Salvatore Accardo (violin), Gewandhausorchester Leipzig/Kurt Masur
Philips "Duo" 462 164-2 (2 CDs)

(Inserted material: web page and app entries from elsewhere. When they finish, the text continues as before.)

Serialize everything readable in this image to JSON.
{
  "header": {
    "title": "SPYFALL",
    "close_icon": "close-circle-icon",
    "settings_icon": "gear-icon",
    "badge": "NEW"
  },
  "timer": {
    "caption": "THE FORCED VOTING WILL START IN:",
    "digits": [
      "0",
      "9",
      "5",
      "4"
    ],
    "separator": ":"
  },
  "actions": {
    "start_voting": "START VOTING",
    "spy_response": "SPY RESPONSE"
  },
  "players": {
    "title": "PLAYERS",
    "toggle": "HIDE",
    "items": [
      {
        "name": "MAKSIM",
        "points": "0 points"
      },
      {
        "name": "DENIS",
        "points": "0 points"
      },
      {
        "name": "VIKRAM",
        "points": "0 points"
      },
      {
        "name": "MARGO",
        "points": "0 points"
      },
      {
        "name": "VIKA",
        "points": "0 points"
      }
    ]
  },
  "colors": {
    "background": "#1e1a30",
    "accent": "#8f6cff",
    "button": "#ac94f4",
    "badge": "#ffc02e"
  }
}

While Max Reger was nourished by the works of Brahms and Bruckner, Max Bruch took his creative cues from Schumann and Mendelssohn. Bruch's Second Symphony was completed some years before Brahms's First and yet there's a weightiness to it, a jaw-clenching sense of purpose that's quite similar - especially in the first movement. It is a predominantly lyrical piece: the Adagio releases a gorgeous flood of sound, especially from the lower strings, with many piquant instrumental solos; and even the Allegro molto finale is softened by a qualifying "tranquillo". It's not great music, but it's certainly good enough to justify an occasional outing in the concert hall. If you enjoy it, then you'll probably appreciate the marginally less imposing First and Third Symphonies, though for my money Bruch's next-best works were for violin and Orchestra. Of the four included here, In Memoriam is perhaps the finest; it's easily as touching as the once- ubiquitous Kol Nidre, while the Konzertstuck - which makes a central feature of the Irish folk song "The Little Red Lark" - serves as a sort of "Irish Fantasy" to place beside the more familiar Scottish Fantasy that Accardo and Masur programme in their equally well-performed companion set of The Complete Bruch Violin Concertos (Philips "Duo" 462 167-2). Either collection should yield hours of pleasure, but the Second Symphony is a minor musical revelation. Furthermore, Philips do themselves an injustice by labelling the entire set "ADD": the three symphonies are in fact digital recordings, and they sound splendid.